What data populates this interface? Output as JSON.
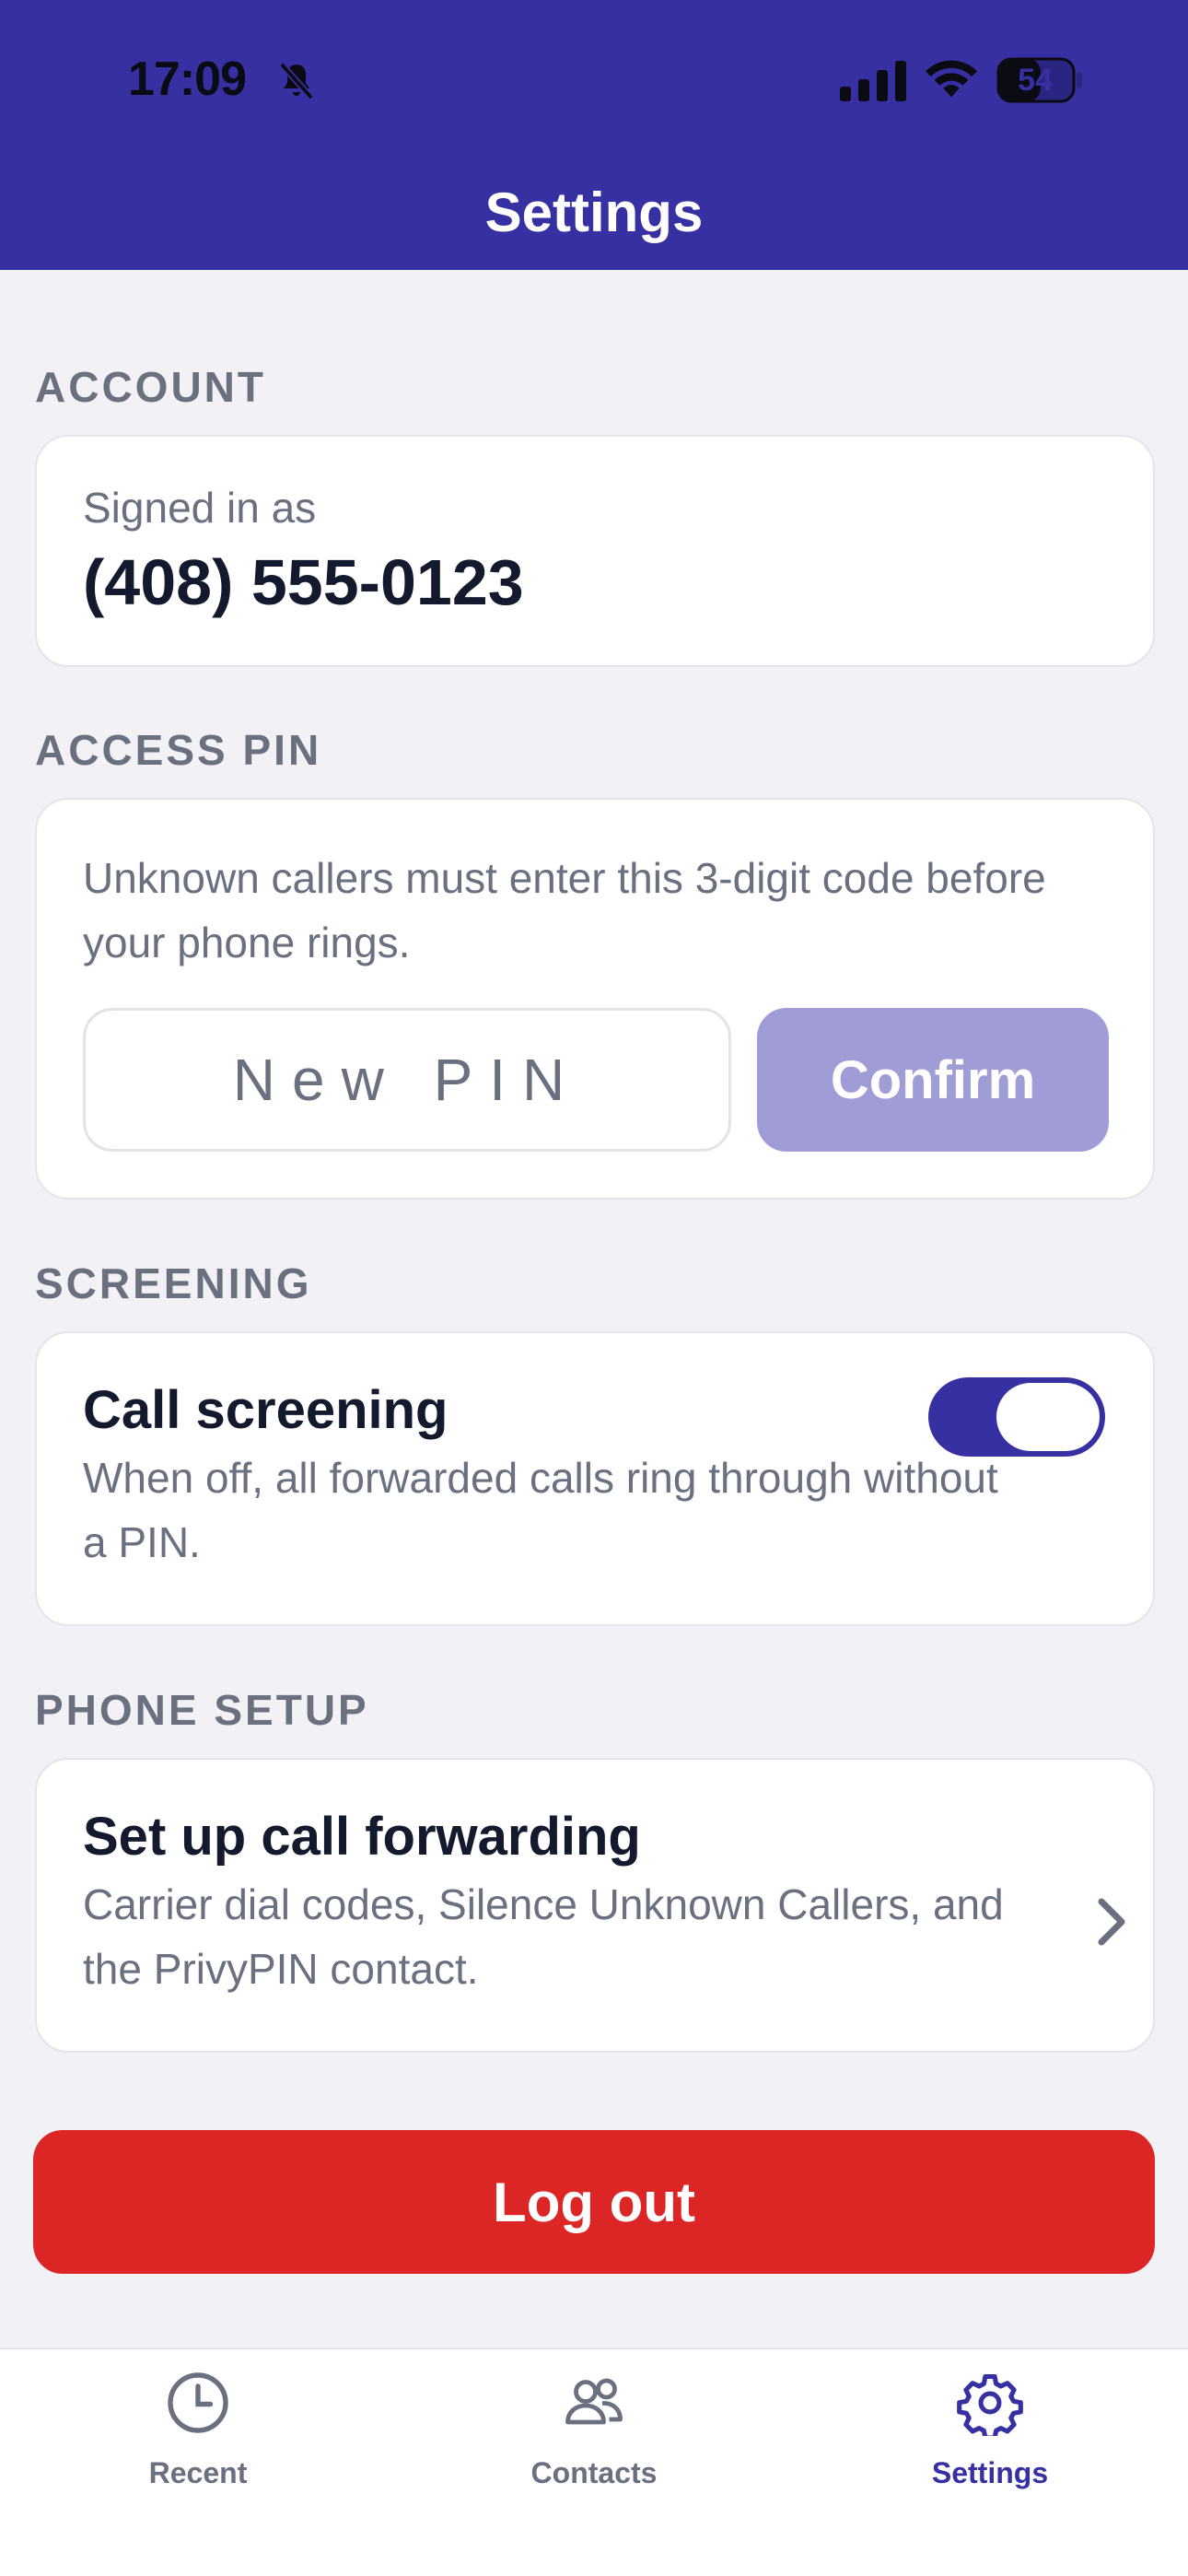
{
  "status_bar": {
    "time": "17:09",
    "battery": "54"
  },
  "header": {
    "title": "Settings"
  },
  "account": {
    "section_label": "ACCOUNT",
    "signed_in_label": "Signed in as",
    "phone_number": "(408) 555-0123"
  },
  "access_pin": {
    "section_label": "ACCESS PIN",
    "description": "Unknown callers must enter this 3-digit code before your phone rings.",
    "input_placeholder": "New PIN",
    "input_value": "",
    "confirm_label": "Confirm"
  },
  "screening": {
    "section_label": "SCREENING",
    "title": "Call screening",
    "description": "When off, all forwarded calls ring through without a PIN.",
    "enabled": true
  },
  "phone_setup": {
    "section_label": "PHONE SETUP",
    "title": "Set up call forwarding",
    "description": "Carrier dial codes, Silence Unknown Callers, and the PrivyPIN contact."
  },
  "logout": {
    "label": "Log out"
  },
  "tabbar": {
    "tabs": [
      {
        "label": "Recent",
        "icon": "clock-icon",
        "active": false
      },
      {
        "label": "Contacts",
        "icon": "people-icon",
        "active": false
      },
      {
        "label": "Settings",
        "icon": "gear-icon",
        "active": true
      }
    ]
  },
  "colors": {
    "brand": "#3730a3",
    "confirm_disabled": "#9f9cd6",
    "danger": "#dc2626",
    "background": "#f2f2f6"
  }
}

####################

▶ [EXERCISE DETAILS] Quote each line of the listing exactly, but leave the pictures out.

▶ [COMPLETED TASK]
What data populates this interface? Output as JSON.
{
  "status_bar": {
    "time": "17:09",
    "battery": "54"
  },
  "header": {
    "title": "Settings"
  },
  "account": {
    "section_label": "ACCOUNT",
    "signed_in_label": "Signed in as",
    "phone_number": "(408) 555-0123"
  },
  "access_pin": {
    "section_label": "ACCESS PIN",
    "description": "Unknown callers must enter this 3-digit code before your phone rings.",
    "input_placeholder": "New PIN",
    "input_value": "",
    "confirm_label": "Confirm"
  },
  "screening": {
    "section_label": "SCREENING",
    "title": "Call screening",
    "description": "When off, all forwarded calls ring through without a PIN.",
    "enabled": true
  },
  "phone_setup": {
    "section_label": "PHONE SETUP",
    "title": "Set up call forwarding",
    "description": "Carrier dial codes, Silence Unknown Callers, and the PrivyPIN contact."
  },
  "logout": {
    "label": "Log out"
  },
  "tabbar": {
    "tabs": [
      {
        "label": "Recent",
        "icon": "clock-icon",
        "active": false
      },
      {
        "label": "Contacts",
        "icon": "people-icon",
        "active": false
      },
      {
        "label": "Settings",
        "icon": "gear-icon",
        "active": true
      }
    ]
  },
  "colors": {
    "brand": "#3730a3",
    "confirm_disabled": "#9f9cd6",
    "danger": "#dc2626",
    "background": "#f2f2f6"
  }
}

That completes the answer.